The series features rising superstars, experienced researchers and thought-provoking designers who will present experimental work that blends the principles of architectural theory, cultural philosophy, digital fabrication and computational architecture. The result, according to Conference Chair Liss C. Werner, will be two days of looking toward the future of architecture - both as a profession and as culture, an internal/external force that affects people's lives every day.

"The architect is no longer an organizer of matter and space, but a designer of systems with multi-layered components and complex relationships," said Werner, a visiting professor and George N. Pauly Fellow at Carnegie Mellon's School of Architecture. "The way we approach the future affects our industry and the people who are part of any designed environments."

The future, in this case, presents highly interdisciplinary acts including human and robotic work among other hot topics. Keynote speakers such as Eric Goldemberg, Sean Ahlquist, Neil Leach, Daniel Shiffman, Sanford Kwinter and project presenters will talk about current trends, such as robots in architecture; architecture as a political act; kinetic architecture; human/machine learning and the role of code. The call for projects generated almost 60 submissions from all over the globe; presenters will be on hand from the United States, Italy, Germany, Switzerland, France, the United Kingdom, Austria, China, Iran, West Africa and Greece. A full list of speakers, presentations, a conference schedule and registration instructions are available at http://encodingarchitecture.org/.

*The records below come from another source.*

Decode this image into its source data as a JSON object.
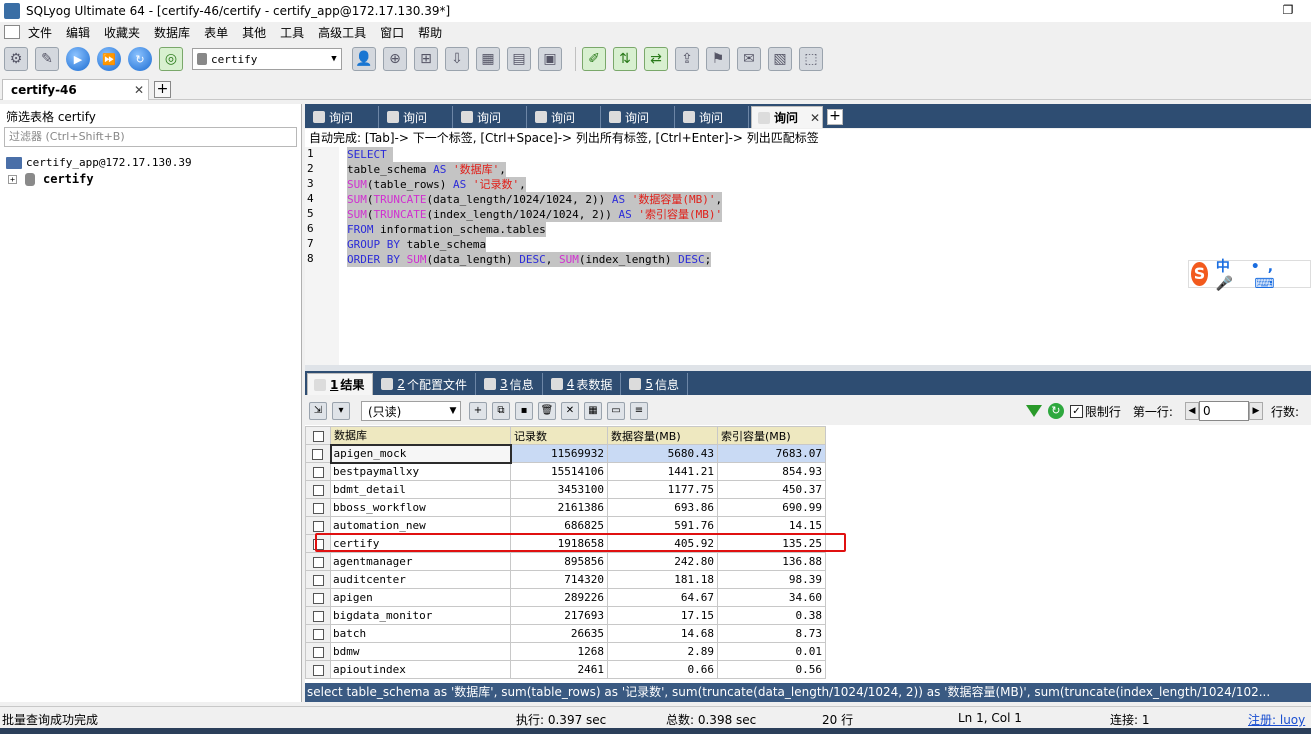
{
  "window": {
    "title": "SQLyog Ultimate 64 - [certify-46/certify - certify_app@172.17.130.39*]",
    "restore_glyph": "❐"
  },
  "menu": [
    "文件",
    "编辑",
    "收藏夹",
    "数据库",
    "表单",
    "其他",
    "工具",
    "高级工具",
    "窗口",
    "帮助"
  ],
  "toolbar": {
    "database_selector": "certify"
  },
  "connection_tab": {
    "label": "certify-46",
    "close": "✕",
    "add": "+"
  },
  "object_browser": {
    "filter_title": "筛选表格 certify",
    "filter_placeholder": "过滤器 (Ctrl+Shift+B)",
    "connection": "certify_app@172.17.130.39",
    "database": "certify"
  },
  "query_tabs": {
    "labels": [
      "询问",
      "询问",
      "询问",
      "询问",
      "询问",
      "询问",
      "询问"
    ],
    "close": "✕",
    "add": "+"
  },
  "autocomplete_hint": "自动完成: [Tab]-> 下一个标签, [Ctrl+Space]-> 列出所有标签, [Ctrl+Enter]-> 列出匹配标签",
  "editor": {
    "line_numbers": [
      "1",
      "2",
      "3",
      "4",
      "5",
      "6",
      "7",
      "8"
    ]
  },
  "ime": {
    "logo": "S",
    "text": "中 •, 🎤 ⌨"
  },
  "result_tabs": [
    {
      "num": "1",
      "label": "结果"
    },
    {
      "num": "2",
      "label": "个配置文件"
    },
    {
      "num": "3",
      "label": "信息"
    },
    {
      "num": "4",
      "label": "表数据"
    },
    {
      "num": "5",
      "label": "信息"
    }
  ],
  "result_toolbar": {
    "mode": "(只读)",
    "limit_label": "限制行",
    "first_row_label": "第一行:",
    "first_row_value": "0",
    "rows_label": "行数:"
  },
  "result_columns": [
    "数据库",
    "记录数",
    "数据容量(MB)",
    "索引容量(MB)"
  ],
  "result_rows": [
    [
      "apigen_mock",
      "11569932",
      "5680.43",
      "7683.07"
    ],
    [
      "bestpaymallxy",
      "15514106",
      "1441.21",
      "854.93"
    ],
    [
      "bdmt_detail",
      "3453100",
      "1177.75",
      "450.37"
    ],
    [
      "bboss_workflow",
      "2161386",
      "693.86",
      "690.99"
    ],
    [
      "automation_new",
      "686825",
      "591.76",
      "14.15"
    ],
    [
      "certify",
      "1918658",
      "405.92",
      "135.25"
    ],
    [
      "agentmanager",
      "895856",
      "242.80",
      "136.88"
    ],
    [
      "auditcenter",
      "714320",
      "181.18",
      "98.39"
    ],
    [
      "apigen",
      "289226",
      "64.67",
      "34.60"
    ],
    [
      "bigdata_monitor",
      "217693",
      "17.15",
      "0.38"
    ],
    [
      "batch",
      "26635",
      "14.68",
      "8.73"
    ],
    [
      "bdmw",
      "1268",
      "2.89",
      "0.01"
    ],
    [
      "apioutindex",
      "2461",
      "0.66",
      "0.56"
    ]
  ],
  "sql_strip": "select table_schema as '数据库', sum(table_rows) as '记录数', sum(truncate(data_length/1024/1024, 2)) as '数据容量(MB)', sum(truncate(index_length/1024/102...",
  "status": {
    "message": "批量查询成功完成",
    "exec_time": "执行: 0.397 sec",
    "total_time": "总数: 0.398 sec",
    "rows": "20 行",
    "cursor": "Ln 1, Col 1",
    "connections": "连接: 1",
    "register": "注册: luoy"
  }
}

"We are thrilled to have such interest in the conference, from both participants and attendees," Werner said, noting that more than 150 people are registered to date. "Seeing a large number of female authors who have submitted highly competitive and cutting edge projects shows that the field is expanding continuously to reflect the emergence of diverse interdisciplinary teams that are part of architecture's future."

###